As soon as he realized that the invitation was genuine, he began a discernment process, talking and praying with Sandra and composing a discernment group to help them determine God’s direction. Humbly he accepted the nomination, which resulted in his selection as the first general secretary from the Global South.
Few others who know García would consider this appointment surprising. Recognizing his unique gifts of learning and leadership, many have invested in his education and preparation for ministry. From the Dios es Amor congregation, where he began teaching Sunday school and leading the youth at 15, to MB Mission and other supporters who helped finance his theological education in Colombia and USA, to the Colombian MB conference who, two years ago, sent him to complete a master’s degree at MB Biblical Seminary in Fresno – people everywhere have recognized his potential for leadership.
Perhaps least surprised of all would be García’s mother, Evelia. She was 45 years old when she became pregnant with this son. The doctor advised her that, because of her age, the child was at risk. She pleaded with God for a healthy child and, like the biblical story of Hannah and Samuel, consecrated her son to God for ministry.
With a wry smile García remembers how aggravating it was to hear his mother recount that story during those rebellious teen years. But today he finds it reassuring – a reminder that God’s gifts and blessing are on him from before his birth. And with this call to ministry comes God’s Spirit to guide and give strength for the task ahead.

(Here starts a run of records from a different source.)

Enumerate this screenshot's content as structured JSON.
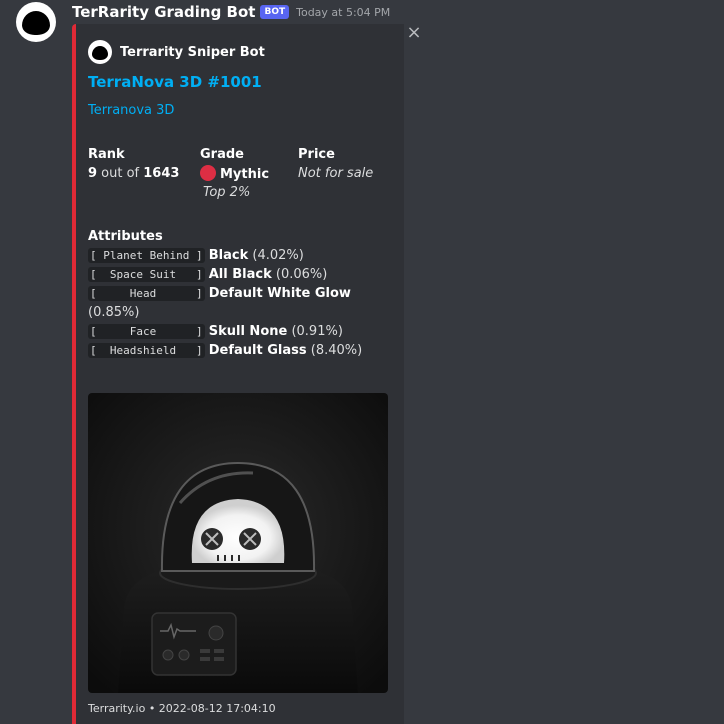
{
  "message": {
    "username": "TerRarity Grading Bot",
    "bot_tag": "BOT",
    "timestamp": "Today at 5:04 PM"
  },
  "embed": {
    "accent_color": "#e02a36",
    "close_icon": "×",
    "author": "Terrarity Sniper Bot",
    "title": "TerraNova 3D #1001",
    "description": "Terranova 3D",
    "fields": {
      "rank": {
        "name": "Rank",
        "value_num": "9",
        "value_mid": " out of ",
        "value_total": "1643"
      },
      "grade": {
        "name": "Grade",
        "icon": "red-circle-icon",
        "value": "Mythic",
        "subvalue": "Top 2%"
      },
      "price": {
        "name": "Price",
        "value": "Not for sale"
      }
    },
    "attributes": {
      "name": "Attributes",
      "items": [
        {
          "key": "[ Planet Behind ]",
          "value": "Black",
          "pct": " (4.02%)"
        },
        {
          "key": "[  Space Suit   ]",
          "value": "All Black",
          "pct": " (0.06%)"
        },
        {
          "key": "[     Head      ]",
          "value": "Default White Glow",
          "pct": " (0.85%)"
        },
        {
          "key": "[     Face      ]",
          "value": "Skull None",
          "pct": " (0.91%)"
        },
        {
          "key": "[  Headshield   ]",
          "value": "Default Glass",
          "pct": " (8.40%)"
        }
      ]
    },
    "image": {
      "subject": "astronaut-skull-render"
    },
    "footer": "Terrarity.io • 2022-08-12 17:04:10"
  }
}
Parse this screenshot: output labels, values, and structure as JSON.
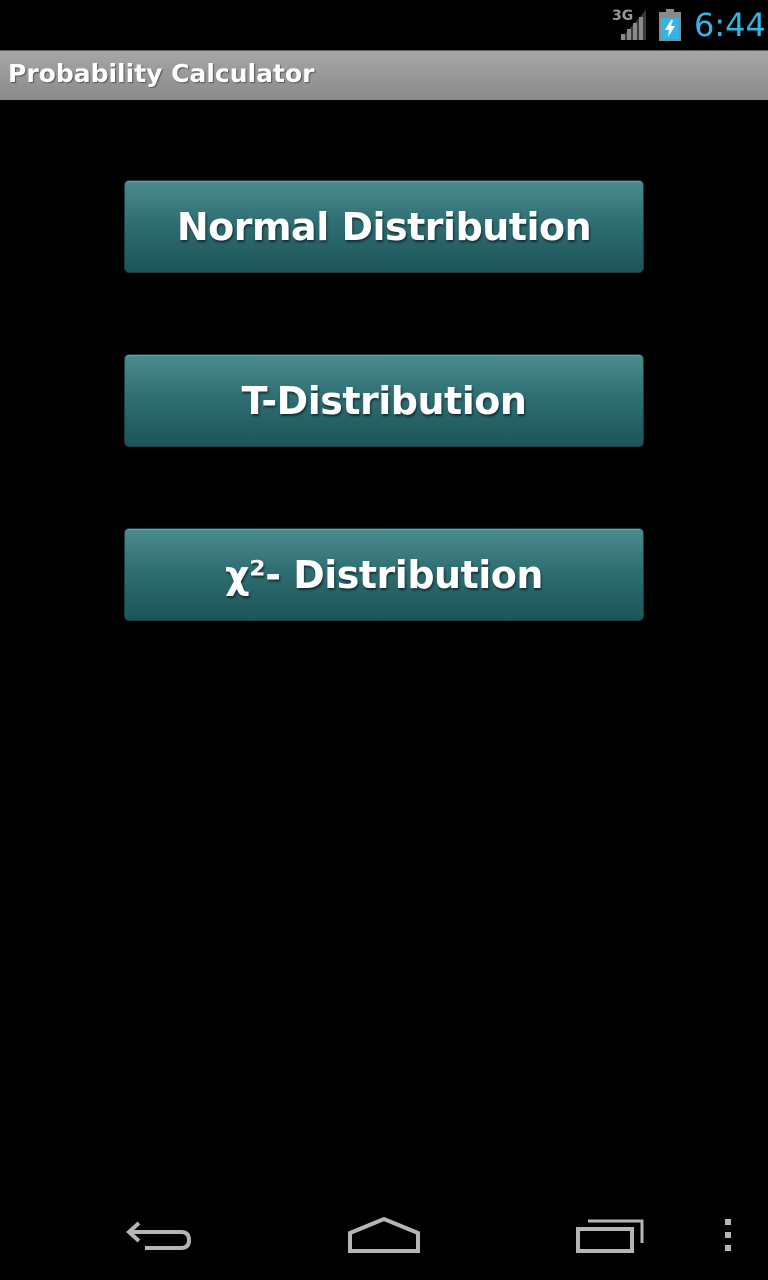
{
  "status_bar": {
    "network_type": "3G",
    "time": "6:44",
    "signal_icon": "signal-strength-icon",
    "battery_icon": "battery-charging-icon",
    "clock_color": "#33b5e5"
  },
  "title_bar": {
    "title": "Probability Calculator"
  },
  "buttons": {
    "normal": "Normal Distribution",
    "t": "T-Distribution",
    "chi": "χ²- Distribution"
  },
  "nav_bar": {
    "back_icon": "back-arrow-icon",
    "home_icon": "home-icon",
    "recent_icon": "recent-apps-icon",
    "menu_icon": "overflow-menu-icon"
  },
  "colors": {
    "button_top": "#4b8c8f",
    "button_bottom": "#1c5459",
    "title_bar": "#9a9a9a"
  }
}
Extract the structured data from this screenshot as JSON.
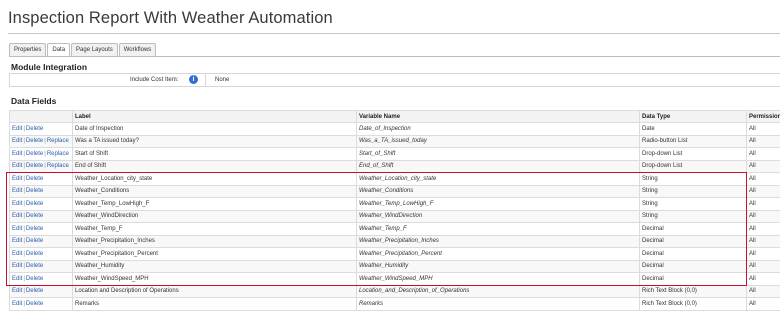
{
  "page": {
    "title": "Inspection Report With Weather Automation"
  },
  "tabs": [
    {
      "label": "Properties",
      "active": false
    },
    {
      "label": "Data",
      "active": true
    },
    {
      "label": "Page Layouts",
      "active": false
    },
    {
      "label": "Workflows",
      "active": false
    }
  ],
  "module_integration": {
    "heading": "Module Integration",
    "include_cost_item_label": "Include Cost Item:",
    "info_icon": "i",
    "include_cost_item_value": "None"
  },
  "data_fields": {
    "heading": "Data Fields",
    "columns": [
      "",
      "Label",
      "Variable Name",
      "Data Type",
      "Permission"
    ],
    "actions": {
      "edit": "Edit",
      "delete": "Delete",
      "replace": "Replace",
      "separator": "|"
    },
    "rows": [
      {
        "label": "Date of Inspection",
        "variable": "Date_of_Inspection",
        "type": "Date",
        "permission": "All",
        "replace": false
      },
      {
        "label": "Was a TA issued today?",
        "variable": "Was_a_TA_issued_today",
        "type": "Radio-button List",
        "permission": "All",
        "replace": true
      },
      {
        "label": "Start of Shift",
        "variable": "Start_of_Shift",
        "type": "Drop-down List",
        "permission": "All",
        "replace": true
      },
      {
        "label": "End of Shift",
        "variable": "End_of_Shift",
        "type": "Drop-down List",
        "permission": "All",
        "replace": true
      },
      {
        "label": "Weather_Location_city_state",
        "variable": "Weather_Location_city_state",
        "type": "String",
        "permission": "All",
        "replace": false
      },
      {
        "label": "Weather_Conditions",
        "variable": "Weather_Conditions",
        "type": "String",
        "permission": "All",
        "replace": false
      },
      {
        "label": "Weather_Temp_LowHigh_F",
        "variable": "Weather_Temp_LowHigh_F",
        "type": "String",
        "permission": "All",
        "replace": false
      },
      {
        "label": "Weather_WindDirection",
        "variable": "Weather_WindDirection",
        "type": "String",
        "permission": "All",
        "replace": false
      },
      {
        "label": "Weather_Temp_F",
        "variable": "Weather_Temp_F",
        "type": "Decimal",
        "permission": "All",
        "replace": false
      },
      {
        "label": "Weather_Precipitation_Inches",
        "variable": "Weather_Precipitation_Inches",
        "type": "Decimal",
        "permission": "All",
        "replace": false
      },
      {
        "label": "Weather_Precipitation_Percent",
        "variable": "Weather_Precipitation_Percent",
        "type": "Decimal",
        "permission": "All",
        "replace": false
      },
      {
        "label": "Weather_Humidity",
        "variable": "Weather_Humidity",
        "type": "Decimal",
        "permission": "All",
        "replace": false
      },
      {
        "label": "Weather_WindSpeed_MPH",
        "variable": "Weather_WindSpeed_MPH",
        "type": "Decimal",
        "permission": "All",
        "replace": false
      },
      {
        "label": "Location and Description of Operations",
        "variable": "Location_and_Description_of_Operations",
        "type": "Rich Text Block (0,0)",
        "permission": "All",
        "replace": false
      },
      {
        "label": "Remarks",
        "variable": "Remarks",
        "type": "Rich Text Block (0,0)",
        "permission": "All",
        "replace": false
      }
    ]
  },
  "colors": {
    "link": "#2a5db0",
    "highlight": "#c8102e",
    "info": "#2f6fd6"
  }
}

César García and Sandra Báez have two teenaged daughters, María and Paula. They have recently completed two years of study at Fresno Pacific University, the MB university in Fresno, California. César earned a Master of Arts in theology and Sandra completed a Master of Arts in peacemaking and conflict studies. The family is currently settling again in Bogotá.
–Kathy Heinrichs Wiest is a writer from Kingsburg, Cal. This article was written on behalf of Meetinghouse publications.
|New MWC general secretary has MB credentials
César García is quick to point out that his appointment as Mennonite World Conference (MWC) general secretary is just a continuation of a long history of Mennonite Brethren activity in MWC. Pulling his copy of A History of the Mennonite Brethren Church by J.A. Toews off the shelf, he opens right up to some well-used pages highlighting such things as the first MB participation in 1930, a host of MB participants in the 1948 Assembly held in Indiana, and the MB General Conference’s official approval of MWC membership in 1951.
García counts himself as following in the line of Mennonite Brethren leaders C.F. Klassen and P.C. Hiebert who held MWC leadership positions in the early years. He also points to current MB leaders, Paraguayan Alfred Neufeld who is president of MWC faith and life commission, and John Fumana of DR Congo who is part of a global Anabaptist service consultation task force.
According to García, the value of MWC comes in the diverse points of view it brings together, with each participating church body bringing something of value from its own tradition. Mennonite Brethren, he says, contribute a strong Pietistic emphasis on prayer and worship, and a commitment to evangelism. Other traditions bring in other emphases, such as the Holy Spirit or discipleship or peacemaking.
“It’s a mixture that I like,” he says. “If we want to evangelize we have to be peacemakers, if we want to be peacemakers we have to rely on the Holy Spirit.—KHW